WASHINGTON (AP) — Before President Barack Obama jets off to Hawaii for his annual Christmas vacation, he will carry out a White House ritual: the year-end news conference.
Obama's sixth year in office was a difficult one. He faced foreign policy crises in the Middle East and Eastern Europe, lost Democratic control of the Senate and saw his approval rating plummet.
Yet the president ends 2014 on an upbeat note. In the weeks since the election, he's wielded his executive powers on immigration, climate change, and U.S. policy toward Cuba.
Five topics Obama may be asked about when he takes questions Friday afternoon:
1. CUBA: The president on Wednesday announced a diplomatic opening with Cuba, lifting certain travel and economic restrictions. A broader, 50-year-old economic embargo on Cuba remains in place and can only be lifted by Congress. The historic deal with Havana was negotiated as part of Cuba's release of American Alan Gross, who had been imprisoned in Cuba for five years. The deal also involved a spy swap. Cuba released a Cuban who had been in prison for nearly 20 years for spying for the United States. The U.S. in turn released three Cubans convicted of spying.
Republican leaders have criticized the move, though some GOP lawmakers favor increased ties to Cuba. Obama likely faces questions about the spy exchange as well as prospects for change under the Castro government.
2. SONY HACKING: So far, the White House isn't saying who it thinks is responsible for a cyberterrorism attack on Sony. But a U.S. official says federal investigators have connected North Korea to the attack that ultimately led Sony to cancel the planned release of the movie "The Interview."
Questions persist about how the U.S. might respond if North Korea is tied conclusively to the attack. White House spokesman Josh Earnest would say only that any response would be "proportional."
Options are limited: The U.S. already has a trade embargo in place, and there is no appetite for military action. And hacking North Korean targets by U.S. government experts could encourage further attacks against American targets.
3. CAPITOL HILL POLITICS: Obama will have a Republican-led Congress for the first time in his presidency when the GOP takes control of the Senate in January. Both Obama and Republican leaders say that creates opportunities for compromise on issues such as trade or taxes. But it's also a recipe for two years of confrontation.

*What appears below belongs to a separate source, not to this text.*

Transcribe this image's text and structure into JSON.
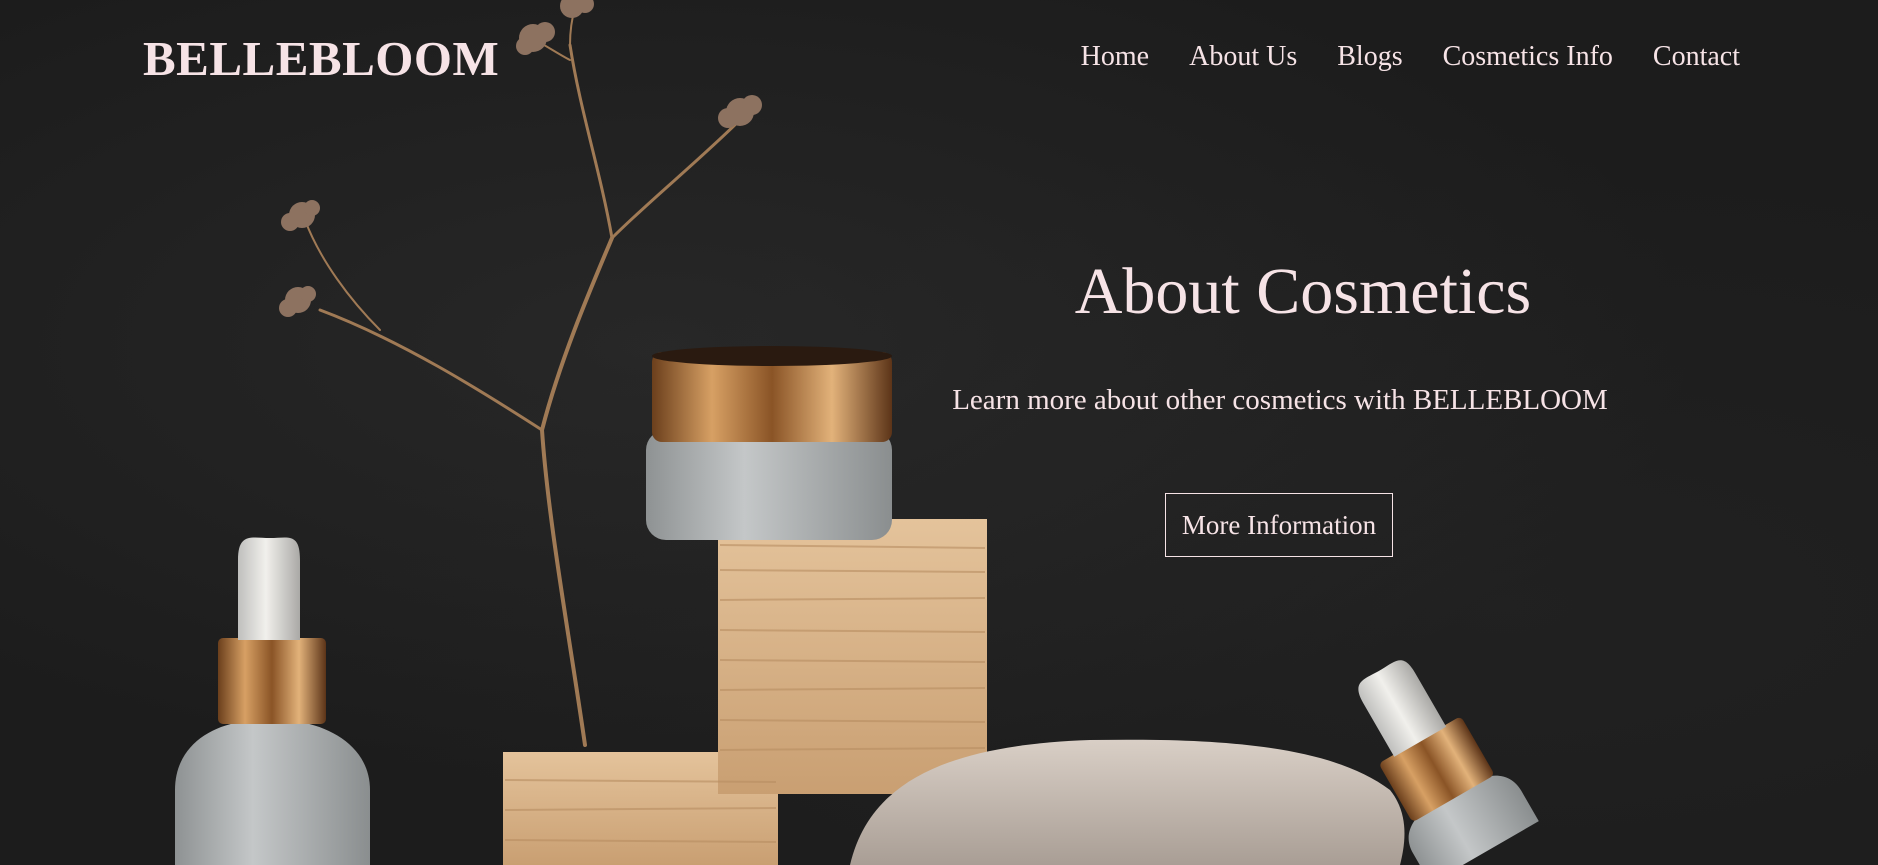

Obama has his veto pen, which he has used only twice in the past six years.
The new lineup raises the question: How willing will he be to annoy Democratic allies by cutting legislative deals with the GOP? He has already enraged Republicans with executive actions to shield millions of immigrants from deportation. And he probably will have to fend off further attempts to erode his health care law.
4. RUSSIA: Obama has faced criticism all year that he was too slow and cautious in responding to Russia's provocations in Ukraine. But the president's strategy of hitting Moscow with a stream of economic sanctions is contributing to the collapse of Russia's currency, as is the falling price of oil.

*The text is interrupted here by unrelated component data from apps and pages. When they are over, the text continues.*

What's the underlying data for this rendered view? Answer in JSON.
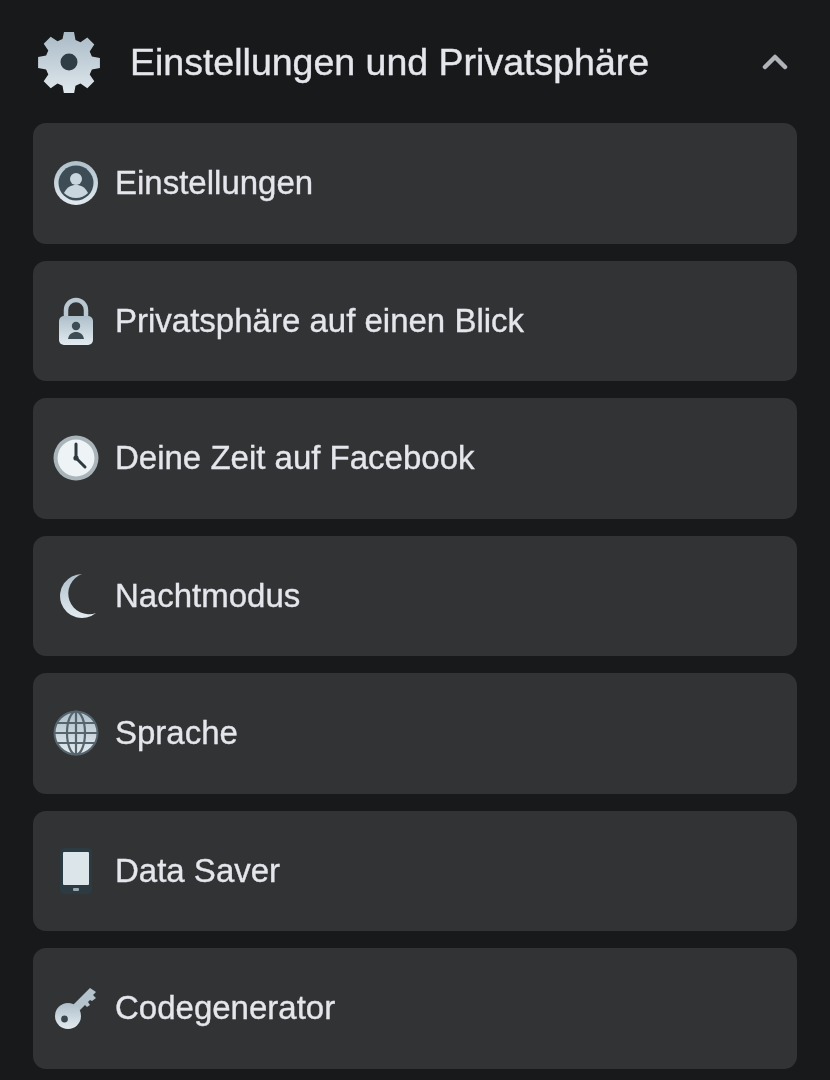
{
  "section": {
    "title": "Einstellungen und Privatsphäre",
    "expanded": true
  },
  "items": [
    {
      "label": "Einstellungen"
    },
    {
      "label": "Privatsphäre auf einen Blick"
    },
    {
      "label": "Deine Zeit auf Facebook"
    },
    {
      "label": "Nachtmodus"
    },
    {
      "label": "Sprache"
    },
    {
      "label": "Data Saver"
    },
    {
      "label": "Codegenerator"
    }
  ]
}
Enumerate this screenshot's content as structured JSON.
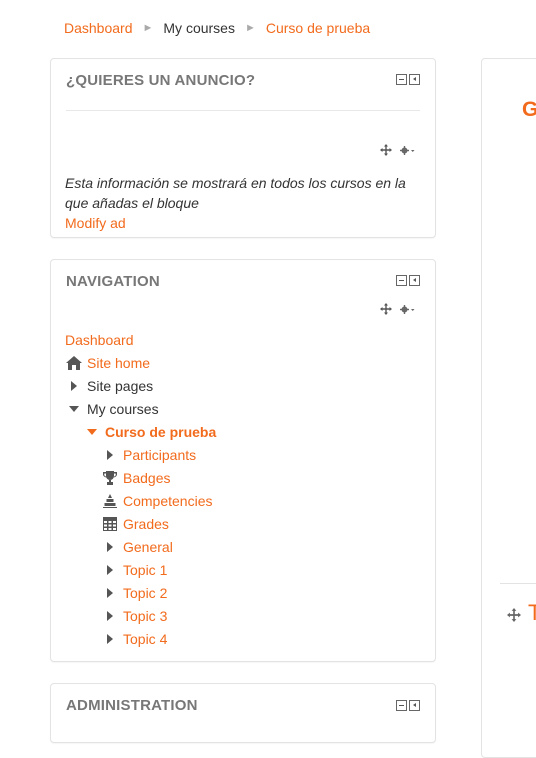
{
  "breadcrumb": {
    "items": [
      {
        "label": "Dashboard",
        "link": true
      },
      {
        "label": "My courses",
        "link": false
      },
      {
        "label": "Curso de prueba",
        "link": true
      }
    ],
    "separator": "►"
  },
  "ad_block": {
    "title": "¿QUIERES UN ANUNCIO?",
    "text": "Esta información se mostrará en todos los cursos en la que añadas el bloque",
    "link_label": "Modify ad"
  },
  "navigation_block": {
    "title": "NAVIGATION",
    "items": [
      {
        "label": "Dashboard",
        "icon": "none",
        "style": "link"
      },
      {
        "label": "Site home",
        "icon": "home-icon",
        "style": "link"
      },
      {
        "label": "Site pages",
        "icon": "expand-right-icon",
        "style": "plain"
      },
      {
        "label": "My courses",
        "icon": "collapse-down-icon",
        "style": "plain"
      },
      {
        "label": "Curso de prueba",
        "icon": "collapse-down-icon",
        "style": "bold"
      },
      {
        "label": "Participants",
        "icon": "expand-right-icon",
        "style": "link"
      },
      {
        "label": "Badges",
        "icon": "trophy-icon",
        "style": "link"
      },
      {
        "label": "Competencies",
        "icon": "competencies-icon",
        "style": "link"
      },
      {
        "label": "Grades",
        "icon": "grades-table-icon",
        "style": "link"
      },
      {
        "label": "General",
        "icon": "expand-right-icon",
        "style": "link"
      },
      {
        "label": "Topic 1",
        "icon": "expand-right-icon",
        "style": "link"
      },
      {
        "label": "Topic 2",
        "icon": "expand-right-icon",
        "style": "link"
      },
      {
        "label": "Topic 3",
        "icon": "expand-right-icon",
        "style": "link"
      },
      {
        "label": "Topic 4",
        "icon": "expand-right-icon",
        "style": "link"
      }
    ]
  },
  "admin_block": {
    "title": "ADMINISTRATION"
  },
  "main_panel": {
    "heading_fragment": "G",
    "topic_fragment": "T"
  },
  "colors": {
    "accent": "#f26b1d",
    "text": "#333333",
    "block_title": "#777777",
    "border": "#e3e3e3"
  }
}
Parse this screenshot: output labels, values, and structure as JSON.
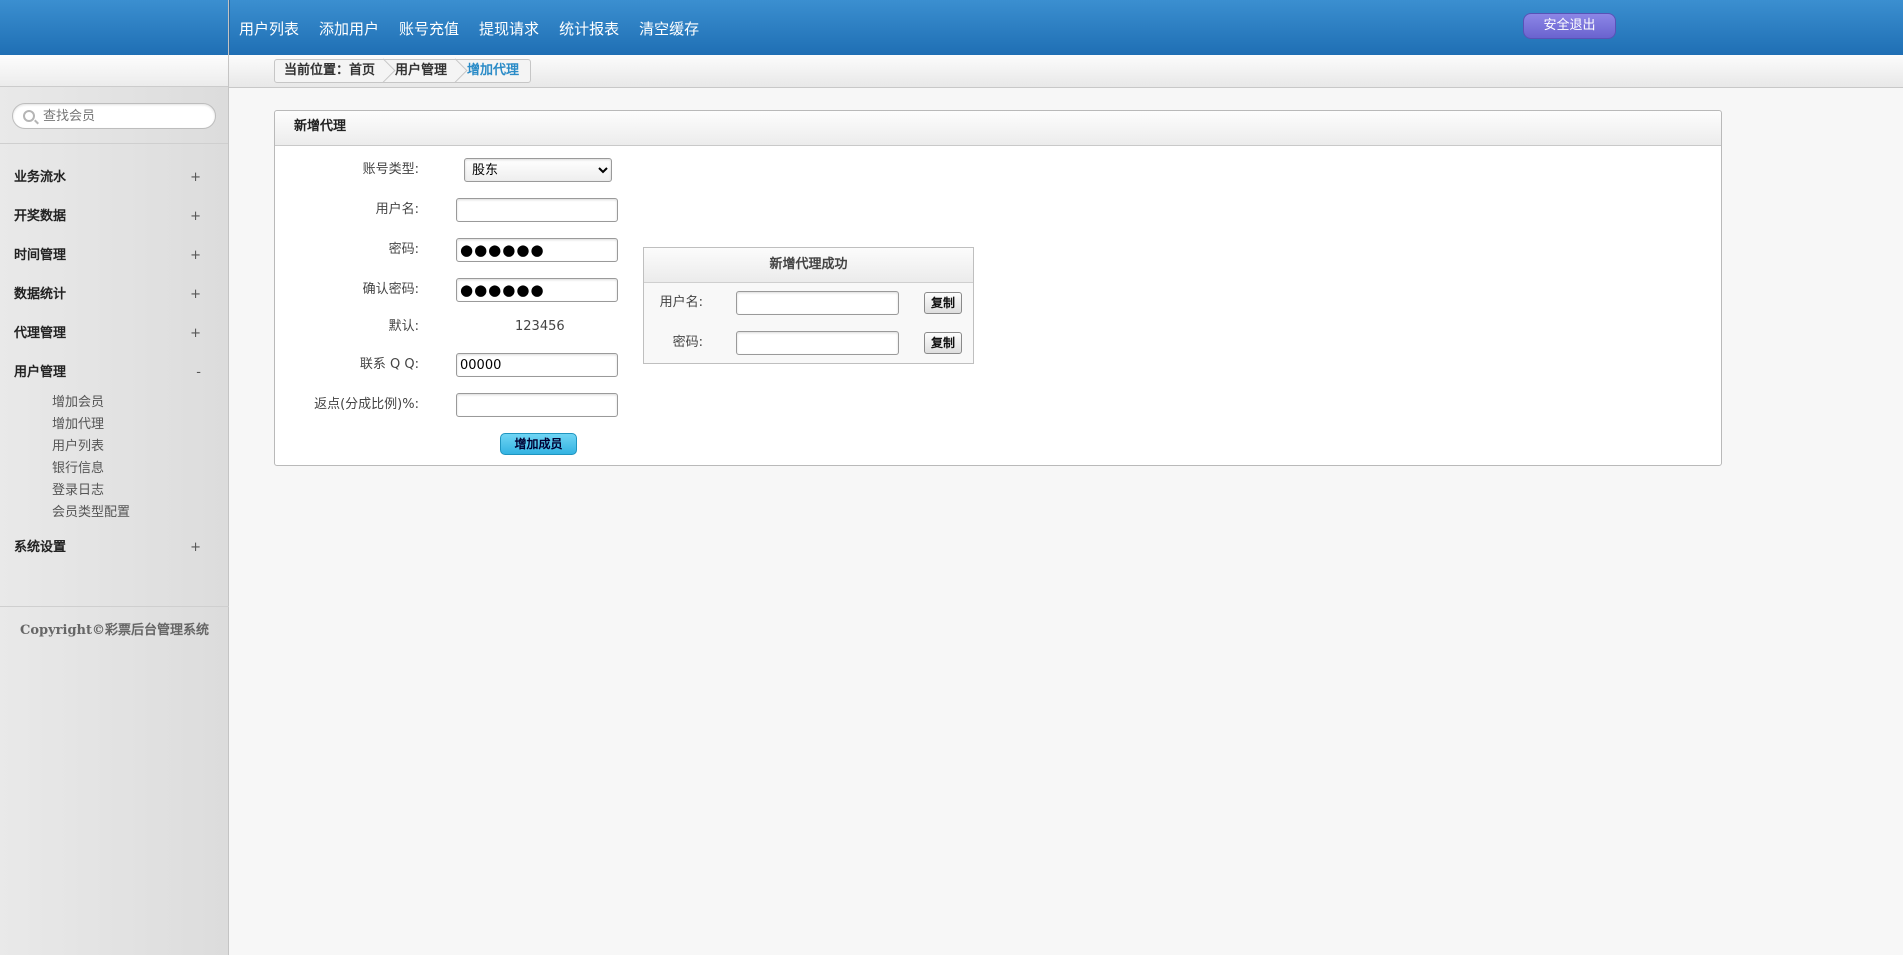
{
  "topnav": {
    "links": [
      "用户列表",
      "添加用户",
      "账号充值",
      "提现请求",
      "统计报表",
      "清空缓存"
    ],
    "logout_label": "安全退出"
  },
  "breadcrumb": [
    "当前位置：首页",
    "用户管理",
    "增加代理"
  ],
  "sidebar": {
    "search_placeholder": "查找会员",
    "menus": [
      {
        "label": "业务流水",
        "toggle": "+"
      },
      {
        "label": "开奖数据",
        "toggle": "+"
      },
      {
        "label": "时间管理",
        "toggle": "+"
      },
      {
        "label": "数据统计",
        "toggle": "+"
      },
      {
        "label": "代理管理",
        "toggle": "+"
      },
      {
        "label": "用户管理",
        "toggle": "-"
      },
      {
        "label": "系统设置",
        "toggle": "+"
      }
    ],
    "user_mgmt_items": [
      "增加会员",
      "增加代理",
      "用户列表",
      "银行信息",
      "登录日志",
      "会员类型配置"
    ],
    "copyright": "Copyright©彩票后台管理系统"
  },
  "panel": {
    "title": "新增代理",
    "account_type_label": "账号类型:",
    "account_type_value": "股东",
    "username_label": "用户名:",
    "username_value": "",
    "password_label": "密码:",
    "password_value": "●●●●●●",
    "confirm_label": "确认密码:",
    "confirm_value": "●●●●●●",
    "default_label": "默认:",
    "default_value": "123456",
    "qq_label": "联系 Q Q:",
    "qq_value": "00000",
    "rebate_label": "返点(分成比例)%:",
    "rebate_value": "",
    "submit_label": "增加成员"
  },
  "success": {
    "title": "新增代理成功",
    "username_label": "用户名:",
    "username_value": "",
    "password_label": "密码:",
    "password_value": "",
    "copy_label": "复制"
  }
}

But the question for Obama is whether Russia's economic woes will persuade President Vladimir Putin to leave Ukraine alone. And what will the impact from Russia's currency troubles be on the rejuvenated U.S. economy and European allies who have deep commercial ties with Moscow?
5. LEGACY: Obama still has two more years left in office, but he's already thinking about what he'll leave behind. Will his legacy be his health care legislation? A potential nuclear deal with Iran? Making traction on climate change?
A big piece of Obama's legacy could be shaped by whether the next president keeps his policies in place. The president appears to have given the looming 2016 campaign some thought, saying last month that voters would want a "new car smell."
Was that a dig at his former secretary of state, Hillary Clinton, and Vice President Joe Biden? Or maybe a subtle endorsement of Massachusetts Democratic Sen. Elizabeth Warren?